Advanced Search
MyIDEAS: Login to save this article or follow this journal

Why Do Social Democrats Retrench the Welfare State? A Simulation

Contents:

Author Info

Registered author(s):

    Abstract

    Why do social democrats retrench the welfare state? Next to violating core social democratic principles, recent studies show that social democratic parties - and not so much other parties - are systematically punished after retrenchment by (severe) vote losses. We propose and show that the strategy a party employs - policy-seeking, office-seeking or vote-seeking - is crucial for explaining why and when social democrats retrench, because it influences how they respond to environmental incentives (economy, public opinion, activist opinion and opposition strategy). The intra-party balance of power determines which strategy a party employs. We simulate an agent-based model to examine the implications of the different party strategies for the behavior of social democrats regarding welfare state retrenchment. This model includes 1) agents (here: parties) with specific decision heuristics that operationalize the different strategies, 2) voters who use a proximity-rule and 3) a coalition formation model. To mimic reality as much as possible, we calibrate the model with real economic data, whereby these data affect voters' policy preferences. We find that social democrats with a vote-seeking strategy retrench when inflation pushes the mean voter to the right. Office-seeking social democrats behave similarly, but respond with a strong time lag to the economy and to public opinion. Policy-seeking social democrats do not retrench. Moreover, we find that when faced with a radical left-wing competitor, social democrats shift towards the centre - irrespective of their strategy -, increasing the likelihood that social democrats retrench. An empirical illustration of the behavior of five social democratic parties corroborates the simulations' results. To the welfare state literature, we offer a dynamic model that predicts under which conditions social democrats engage in welfare state retrenchment.
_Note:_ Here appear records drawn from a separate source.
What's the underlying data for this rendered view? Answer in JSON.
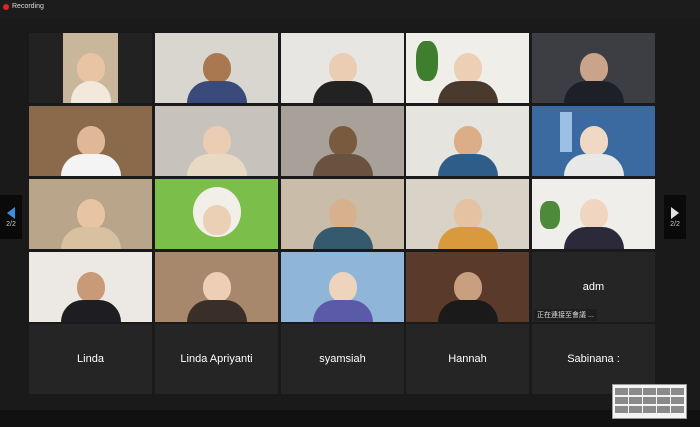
{
  "recording": {
    "label": "Recording"
  },
  "navigation": {
    "page_indicator_left": "2/2",
    "page_indicator_right": "2/2"
  },
  "participants": [
    {
      "id": "p1"
    },
    {
      "id": "p2"
    },
    {
      "id": "p3"
    },
    {
      "id": "p4"
    },
    {
      "id": "p5"
    },
    {
      "id": "p6"
    },
    {
      "id": "p7"
    },
    {
      "id": "p8"
    },
    {
      "id": "p9"
    },
    {
      "id": "p10"
    },
    {
      "id": "p11"
    },
    {
      "id": "p12"
    },
    {
      "id": "p13"
    },
    {
      "id": "p14"
    },
    {
      "id": "p15"
    },
    {
      "id": "p16"
    },
    {
      "id": "p17"
    },
    {
      "id": "p18"
    },
    {
      "id": "p19"
    },
    {
      "id": "p20",
      "name": "adm",
      "status": "正在連接至會議 ..."
    }
  ],
  "name_only_tiles": [
    "Linda",
    "Linda Apriyanti",
    "syamsiah",
    "Hannah",
    "Sabinana :"
  ],
  "colors": {
    "recording_dot": "#e02424",
    "nav_arrow": "#3b8fe0",
    "tile_bg": "#252525"
  }
}
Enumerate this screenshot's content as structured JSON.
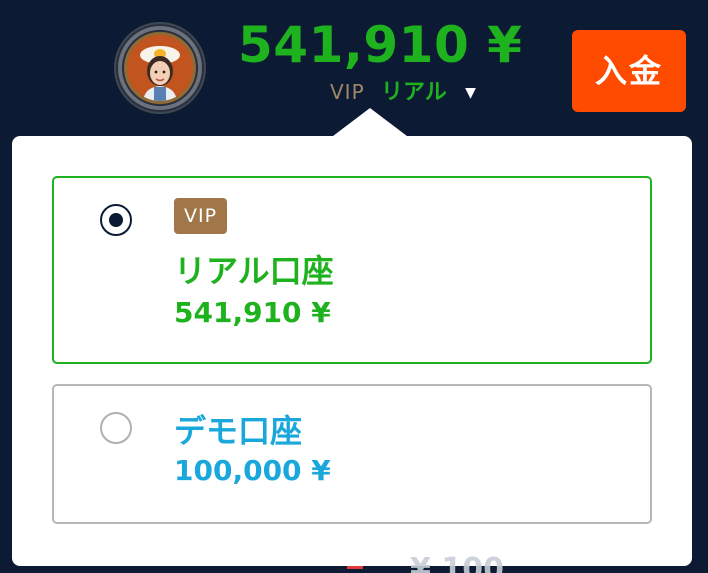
{
  "header": {
    "balance": "541,910 ¥",
    "account_switch": {
      "vip_label": "VIP",
      "account_name": "リアル",
      "caret": "▼"
    },
    "deposit_label": "入金"
  },
  "dropdown": {
    "accounts": [
      {
        "badge": "VIP",
        "title": "リアル口座",
        "amount": "541,910 ¥",
        "selected": true,
        "color": "#1fb21f"
      },
      {
        "title": "デモ口座",
        "amount": "100,000 ¥",
        "selected": false,
        "color": "#1aa7dc"
      }
    ]
  },
  "background": {
    "peek_text": "¥ 100"
  },
  "colors": {
    "header_bg": "#0c1b33",
    "accent_green": "#1fb21f",
    "deposit_orange": "#ff4b00",
    "vip_badge": "#a1774a",
    "demo_blue": "#1aa7dc"
  },
  "icons": [
    "avatar-icon",
    "caret-down-icon",
    "radio-selected-icon",
    "radio-unselected-icon"
  ]
}
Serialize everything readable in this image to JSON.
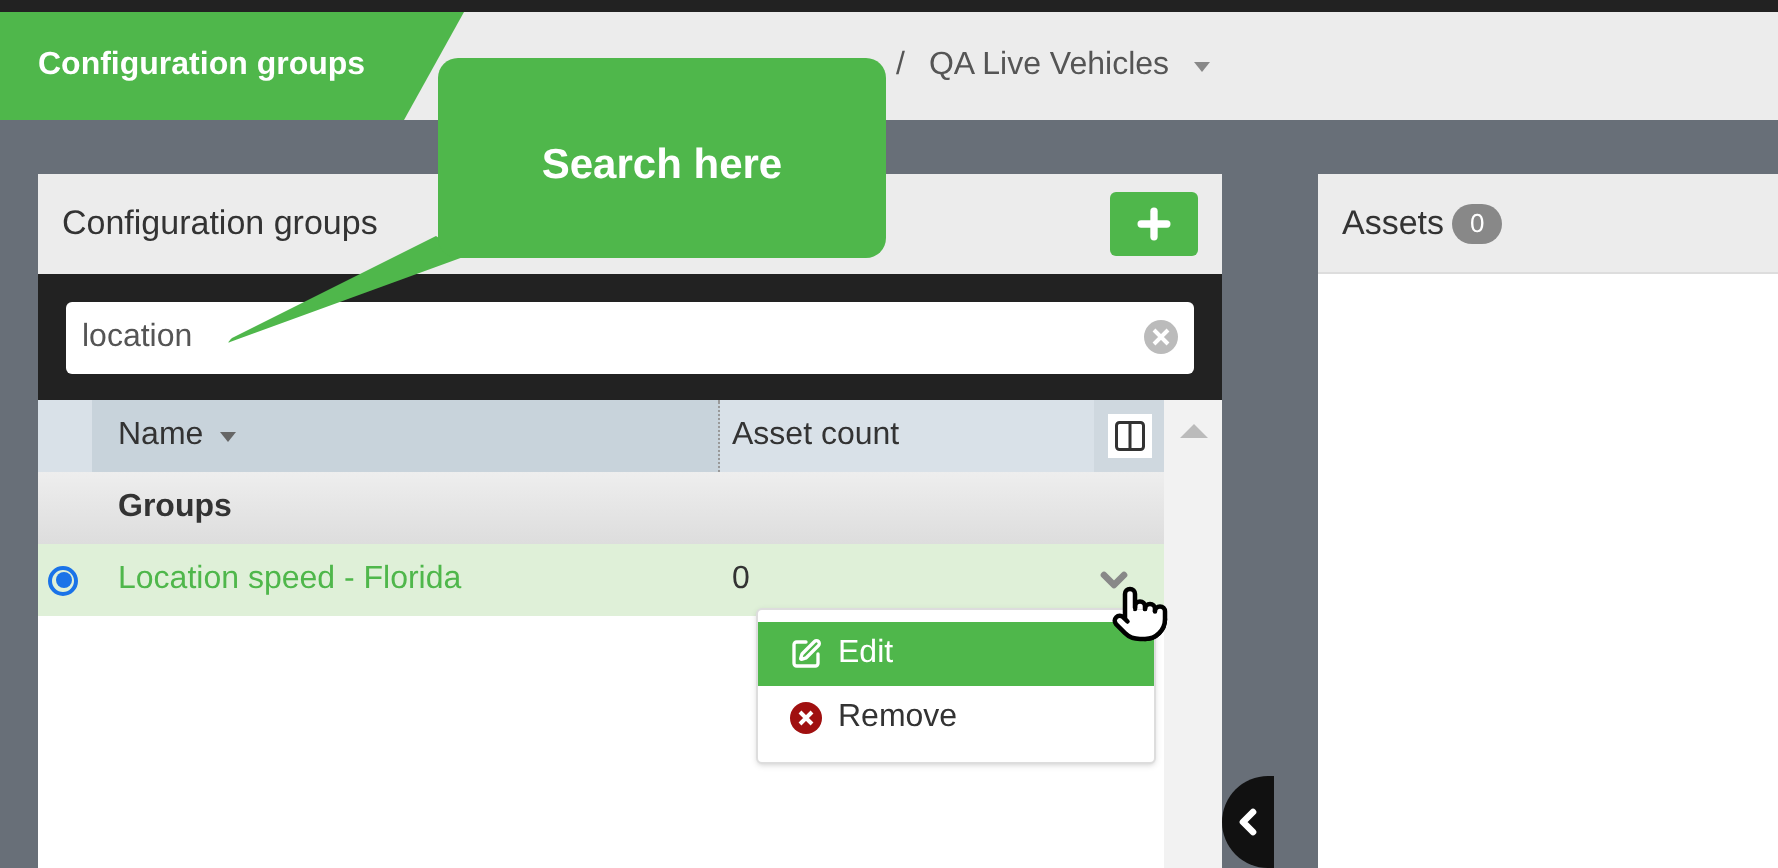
{
  "header": {
    "title": "Configuration groups",
    "breadcrumb": [
      {
        "label": "/"
      },
      {
        "label": "QA Live Vehicles"
      }
    ]
  },
  "callout": {
    "text": "Search here"
  },
  "left_panel": {
    "title": "Configuration groups",
    "search": {
      "value": "location"
    },
    "table": {
      "columns": [
        "Name",
        "Asset count"
      ],
      "group": "Groups",
      "rows": [
        {
          "name": "Location speed - Florida",
          "asset_count": "0",
          "selected": true
        }
      ]
    },
    "menu": [
      {
        "label": "Edit",
        "kind": "edit",
        "selected": true
      },
      {
        "label": "Remove",
        "kind": "remove",
        "selected": false
      }
    ]
  },
  "right_panel": {
    "title": "Assets",
    "count": "0"
  }
}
To the literature on simulations, we offer an application of a model that makes predictions for a specific policy field, using real economic data and party decision rules.

    Download Info
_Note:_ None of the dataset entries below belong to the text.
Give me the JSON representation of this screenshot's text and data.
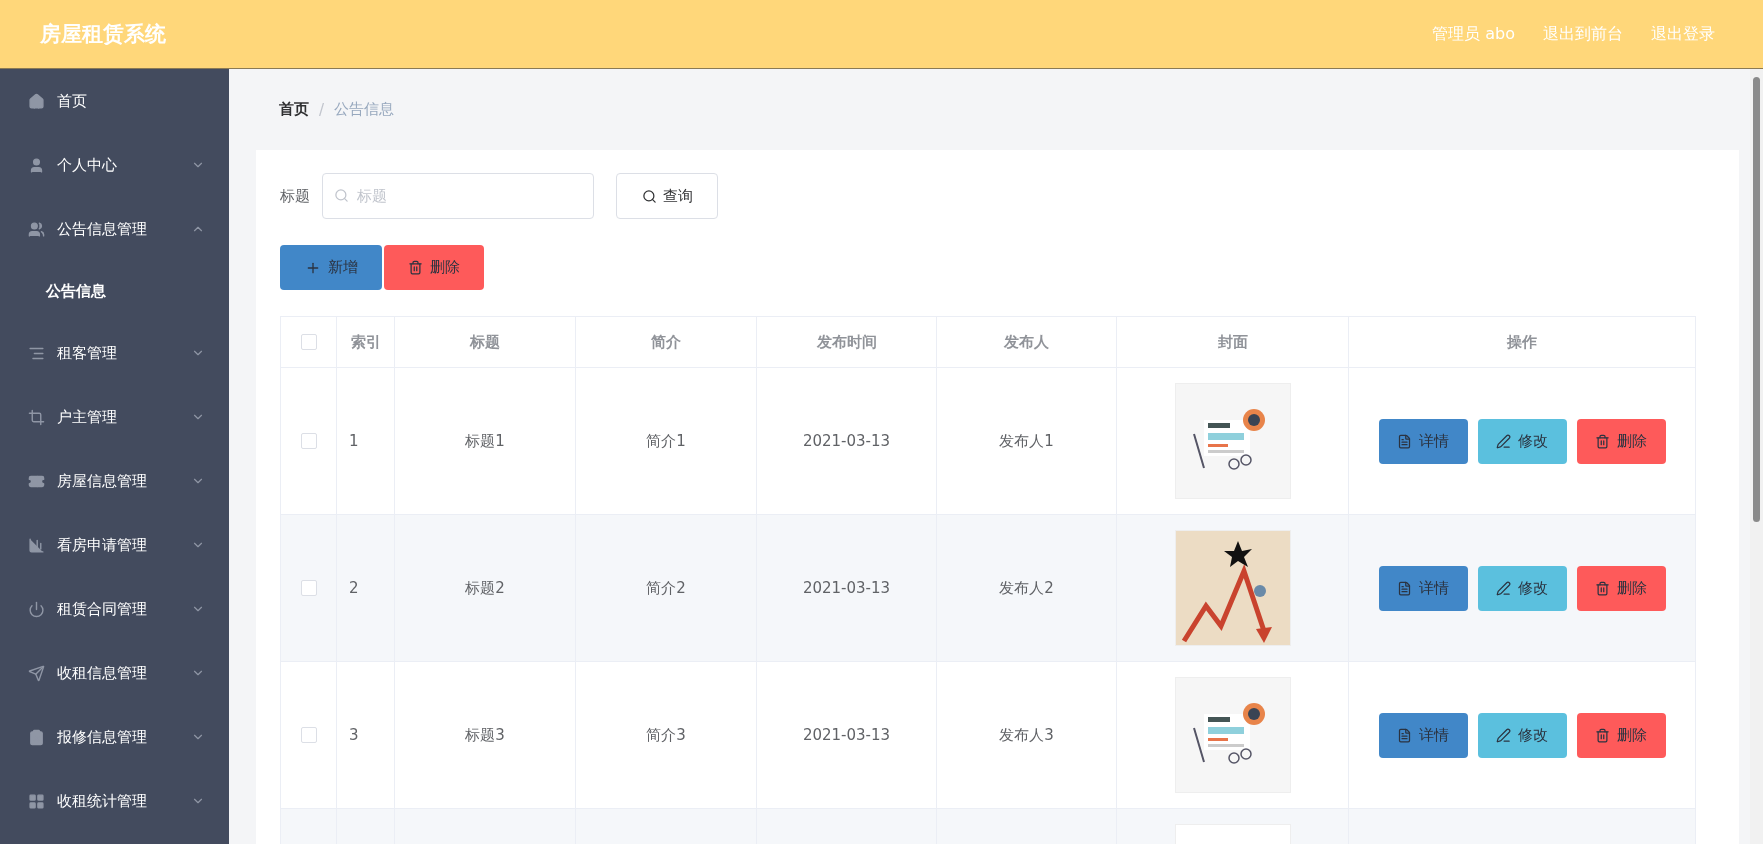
{
  "header": {
    "title": "房屋租赁系统",
    "links": [
      "管理员 abo",
      "退出到前台",
      "退出登录"
    ]
  },
  "sidebar": {
    "items": [
      {
        "label": "首页",
        "kind": "link"
      },
      {
        "label": "个人中心",
        "kind": "submenu",
        "expanded": false
      },
      {
        "label": "公告信息管理",
        "kind": "submenu",
        "expanded": true,
        "children": [
          {
            "label": "公告信息",
            "selected": true
          }
        ]
      },
      {
        "label": "租客管理",
        "kind": "submenu",
        "expanded": false
      },
      {
        "label": "户主管理",
        "kind": "submenu",
        "expanded": false
      },
      {
        "label": "房屋信息管理",
        "kind": "submenu",
        "expanded": false
      },
      {
        "label": "看房申请管理",
        "kind": "submenu",
        "expanded": false
      },
      {
        "label": "租赁合同管理",
        "kind": "submenu",
        "expanded": false
      },
      {
        "label": "收租信息管理",
        "kind": "submenu",
        "expanded": false
      },
      {
        "label": "报修信息管理",
        "kind": "submenu",
        "expanded": false
      },
      {
        "label": "收租统计管理",
        "kind": "submenu",
        "expanded": false
      }
    ]
  },
  "breadcrumb": {
    "items": [
      "首页",
      "公告信息"
    ],
    "separator": "/"
  },
  "search": {
    "label": "标题",
    "placeholder": "标题",
    "button": "查询"
  },
  "actions": {
    "add": "新增",
    "delete": "删除"
  },
  "table": {
    "header_checked": false,
    "columns": [
      "索引",
      "标题",
      "简介",
      "发布时间",
      "发布人",
      "封面",
      "操作"
    ],
    "rows": [
      {
        "checked": false,
        "index": "1",
        "title": "标题1",
        "summary": "简介1",
        "date": "2021-03-13",
        "publisher": "发布人1",
        "buttons": [
          "详情",
          "修改",
          "删除"
        ]
      },
      {
        "checked": false,
        "index": "2",
        "title": "标题2",
        "summary": "简介2",
        "date": "2021-03-13",
        "publisher": "发布人2",
        "buttons": [
          "详情",
          "修改",
          "删除"
        ]
      },
      {
        "checked": false,
        "index": "3",
        "title": "标题3",
        "summary": "简介3",
        "date": "2021-03-13",
        "publisher": "发布人3",
        "buttons": [
          "详情",
          "修改",
          "删除"
        ]
      }
    ]
  }
}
    If you experience problems downloading a file, check if you have the proper application to view it first. In case of further problems read the IDEAS help page. Note that these files are not on the IDEAS site. Please be patient as the files may be large.
    File URL: http://jasss.soc.surrey.ac.uk/15/3/4/4.pdf
    Download Restriction: no

    Bibliographic Info

    Article provided by Journal of Artificial Societies and Social Simulation in its journal Journal of Artificial Societies and Social Simulation.

    Volume (Year): 15 (2012)
    Issue (Month): 3 ()
    Pages: 4

    as in new window
    Handle: RePEc:jas:jasssj:2011-75-3

    Contact details of provider:

    Related research

    Keywords: Welfare State Retrenchment; Political Parties; Cabinets; Decision-Making;

    References

    No references listed on IDEAS
    You can help add them by filling out this form.

    Citations

    Citations are extracted by the CitEc Project, subscribe to its RSS feed for this item.
    as in new window

    Cited by:
    1. Patrick Lunz, 2013. "What's left of the left? Partisanship and the political economy of labour market reform: why has the social democratic party in Germany liberalised labour markets?," Europe in Question Discussion Paper Series of the London School of Economics (LEQs) 5, London School of Economics / European Institute.

    Lists

    This item is not listed on Wikipedia, on a reading list or among the top items on IDEAS.

    Statistics

    Access and download statistics

    Corrections

    When requesting a correction, please mention this item's handle: RePEc:jas:jasssj:2011-75-3. See general information about how to correct material in RePEc.

    For technical questions regarding this item, or to correct its authors, title, abstract, bibliographic or download information, contact: (Nigel Gilbert).

    If you have authored this item and are not yet registered with RePEc, we encourage you to do it here. This allows to link your profile to this item. It also allows you to accept potential citations to this item that we are uncertain about.

    If references are entirely missing, you can add them using this form.

    If the full references list an item that is present in RePEc, but the system did not link to it, you can help with this form.

    If you know of missing items citing this one, you can help us creating those links by adding the relevant references in the same way as above, for each refering item. If you are a registered author of this item, you may also want to check the "citations" tab in your profile, as there may be some citations waiting for confirmation.

    Please note that corrections may take a couple of weeks to filter through the various RePEc services.